Becoming a homeowner is a big life change that can be overwhelming without research and preparation. Luckily, we’ve got you covered! If you’re considering buying a home, you’ll need the right paperwork, a down payment, and most importantly, an approval letter. Let’s break it down together.
Item One: A Thought-Out Plan
Before you even consider going house hunting, it’s important to make a financial plan and ask yourself:
- Can I afford a down payment?
- Can I afford the additional costs of moving (closing costs, furnishing, movers)?
- Will I need to move within the next 5-8 years?
- Do I plan on needing additional space for children or aging family members?
- Is now the right time to buy in my area?
After that, take note of anything that could hinder your home buying process. If you feel confident in moving forward in your journey to homeownership, it’s time to speak to a Mortgage Advisor.
An MA will evaluate your finances and approve you for a home loan. You’ll read more about the role of a lender further down.
Item Two: Enough for a Down Payment
Different loan types require different sizes of down payments. For example, an FHA loan is recommended for homebuyers with limited savings or low to moderate-income. This type of loan will offer a low down payment and flexible income, debt, and credit requirements.
FHA home loan programs typically help first-time homebuyers, seniors or others with limits on what they can afford. FHA home loans offer:
- A low 3.5% down payment
- Flexible income and credit requirements
- Low closing costs
It’s recommended that homebuyers have enough saved to put down at least 20% of the home’s value for the mortgage to avoid Mortgage Insurance. However, this is not a requirement. VA and USDA* loans do not require any down payment at all. (Additional fees may apply.)
Item Three: The Correct Paperwork
Once you have a solid financial plan in place and the funds to make it happen, you’ll find a trusted lender in your area to evaluate your finances and give you an approval letter for a home loan. This letter will increase your buying power when it comes time to make an offer.
Depending on the complexity of your financial situation and the type of loan you need, you may need to provide additional paperwork. However, in most cases, the borrower will be asked to provide:
Tax Returns. Generally, your lender will want to see at least two years’ worth of tax returns to make sure your annual income is consistent with your reported earnings. If you’re self-employed, your bank statements may be evaluated instead.
Pay Stubs or W-2s. Your tax returns will give your lender a good idea of what your overall financial standing looks like. In addition, your pay stubs will help them evaluate your current earning. You will most likely need to bring at least one months’ worth of stubs.
Credit History.

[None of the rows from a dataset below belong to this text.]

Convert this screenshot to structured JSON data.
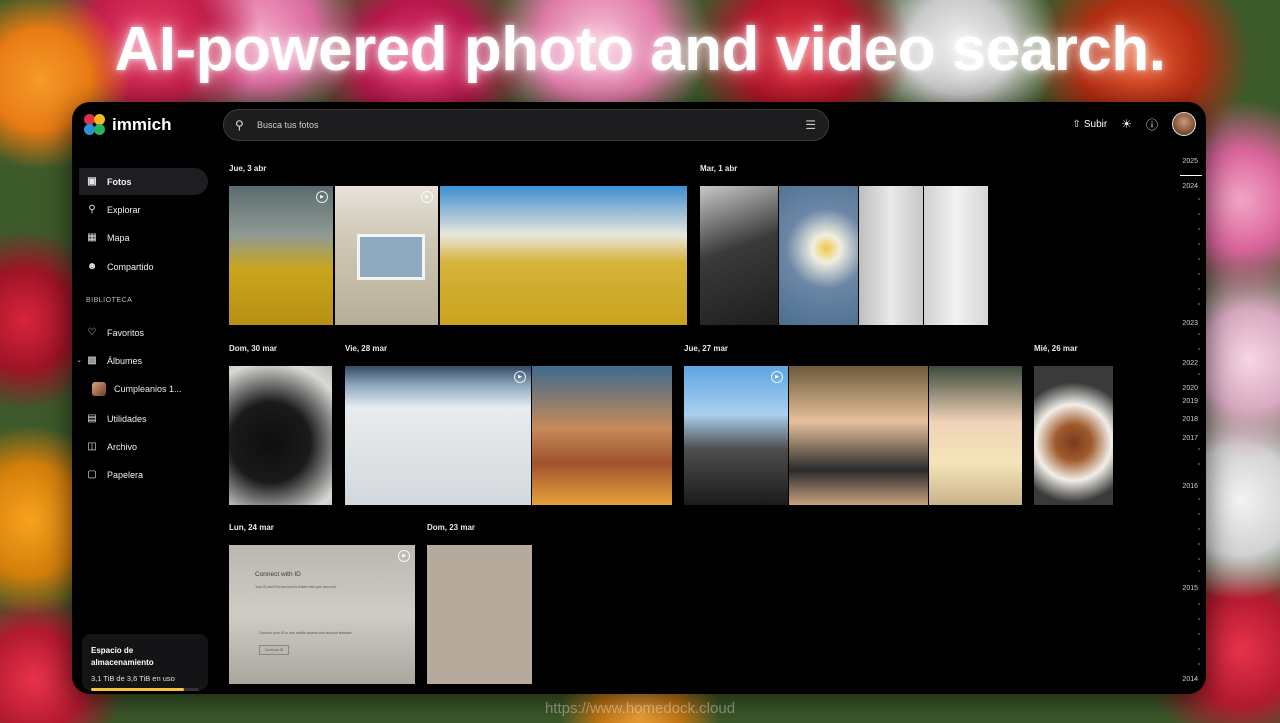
{
  "headline": "AI-powered photo and video search.",
  "watermark": "https://www.homedock.cloud",
  "app": {
    "name": "immich"
  },
  "search": {
    "placeholder": "Busca tus fotos"
  },
  "topbar": {
    "upload_label": "Subir"
  },
  "sidebar": {
    "items": [
      {
        "label": "Fotos",
        "icon": "photos-icon",
        "active": true
      },
      {
        "label": "Explorar",
        "icon": "search-icon"
      },
      {
        "label": "Mapa",
        "icon": "map-icon"
      },
      {
        "label": "Compartido",
        "icon": "people-icon"
      }
    ],
    "library_title": "BIBLIOTECA",
    "library": [
      {
        "label": "Favoritos",
        "icon": "heart-icon"
      },
      {
        "label": "Álbumes",
        "icon": "albums-icon"
      }
    ],
    "album_child": "Cumpleanios 1...",
    "library2": [
      {
        "label": "Utilidades",
        "icon": "toolbox-icon"
      },
      {
        "label": "Archivo",
        "icon": "archive-icon"
      },
      {
        "label": "Papelera",
        "icon": "trash-icon"
      }
    ],
    "storage": {
      "title": "Espacio de almacenamiento",
      "usage": "3,1 TiB de 3,6 TiB en uso",
      "fraction": 0.86
    }
  },
  "dates": [
    "Jue, 3 abr",
    "Mar, 1 abr",
    "Dom, 30 mar",
    "Vie, 28 mar",
    "Jue, 27 mar",
    "Mié, 26 mar",
    "Lun, 24 mar",
    "Dom, 23 mar"
  ],
  "timeline_years": [
    "2025",
    "2024",
    "2023",
    "2022",
    "2020",
    "2019",
    "2018",
    "2017",
    "2016",
    "2015",
    "2014"
  ],
  "photo_text": {
    "connect_title": "Connect with ID",
    "connect_line": "Your ID and Eno account is linked with your account.",
    "connect_line2": "Connect your ID to use mobile access and account features",
    "connect_btn": "Continue ID"
  },
  "colors": {
    "accent": "#f5c242",
    "bg": "#000000"
  }
}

As a borrower, your lender will need to assess your credit history to make sure you’re reliable and not a risk. The minimum credit score required to be approved for a home loan will vary.

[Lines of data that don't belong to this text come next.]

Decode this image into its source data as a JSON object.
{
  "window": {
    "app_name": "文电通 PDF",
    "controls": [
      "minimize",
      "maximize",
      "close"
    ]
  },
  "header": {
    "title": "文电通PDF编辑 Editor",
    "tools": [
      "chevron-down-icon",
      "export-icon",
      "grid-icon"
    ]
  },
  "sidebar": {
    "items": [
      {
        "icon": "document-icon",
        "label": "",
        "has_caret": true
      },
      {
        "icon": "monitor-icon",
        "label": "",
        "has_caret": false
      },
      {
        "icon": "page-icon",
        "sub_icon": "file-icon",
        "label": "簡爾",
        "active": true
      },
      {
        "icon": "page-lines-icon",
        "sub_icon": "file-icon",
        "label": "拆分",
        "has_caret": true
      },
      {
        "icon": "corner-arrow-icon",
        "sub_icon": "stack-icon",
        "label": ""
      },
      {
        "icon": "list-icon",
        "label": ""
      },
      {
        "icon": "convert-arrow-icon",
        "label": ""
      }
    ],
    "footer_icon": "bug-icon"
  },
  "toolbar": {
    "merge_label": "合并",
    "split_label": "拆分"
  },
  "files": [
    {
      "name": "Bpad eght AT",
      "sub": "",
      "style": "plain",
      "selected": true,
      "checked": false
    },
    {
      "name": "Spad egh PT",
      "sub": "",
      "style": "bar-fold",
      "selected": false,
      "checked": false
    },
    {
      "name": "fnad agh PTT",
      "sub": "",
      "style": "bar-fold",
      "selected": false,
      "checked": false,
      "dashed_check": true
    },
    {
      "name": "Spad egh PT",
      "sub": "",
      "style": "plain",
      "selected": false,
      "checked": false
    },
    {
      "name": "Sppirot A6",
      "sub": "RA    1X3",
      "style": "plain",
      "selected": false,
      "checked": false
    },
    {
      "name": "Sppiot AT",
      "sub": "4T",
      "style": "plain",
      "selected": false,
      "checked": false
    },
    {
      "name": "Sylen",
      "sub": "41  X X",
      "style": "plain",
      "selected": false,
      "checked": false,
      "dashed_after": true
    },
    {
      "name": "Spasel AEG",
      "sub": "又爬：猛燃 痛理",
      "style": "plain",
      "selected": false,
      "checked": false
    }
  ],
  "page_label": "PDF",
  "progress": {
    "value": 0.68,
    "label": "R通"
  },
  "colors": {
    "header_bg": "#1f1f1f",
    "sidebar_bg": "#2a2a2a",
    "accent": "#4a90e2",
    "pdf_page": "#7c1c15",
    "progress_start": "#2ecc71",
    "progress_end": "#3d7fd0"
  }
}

Bank Statements. Your lender may request bank statements to verify you have the correct funds for a down payment and that you have the ability to pay off your mortgage for a few months strictly out of your reserves.

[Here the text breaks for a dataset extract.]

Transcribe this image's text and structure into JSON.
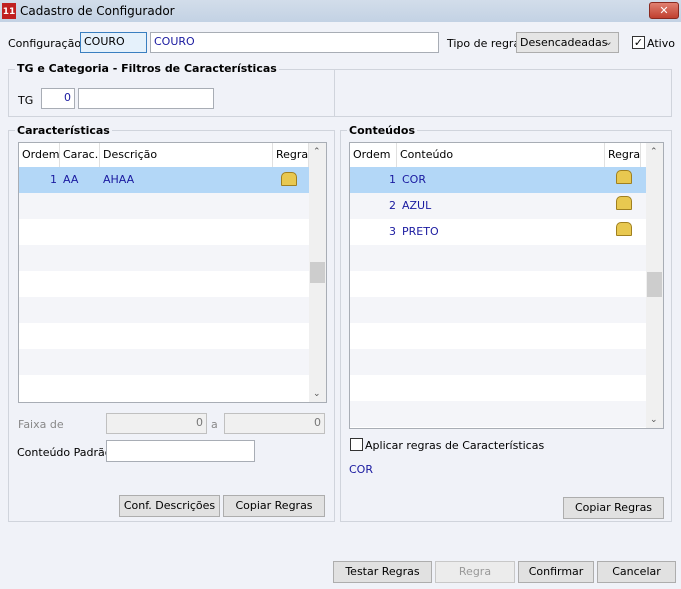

Identification. You will need to provide proof that you say who you are. A driver’s license will suffice. You may be asked to provide additional proof of identification if you are applying for a Foreign Nationals Loan.
Item Four: Your Approval Letter + a Trusted Realtor
If everything goes well with your lender, you will receive an approval letter, as we mentioned above. In conclusion, this letter means it’s time to start working with a Realtor to find your dream home!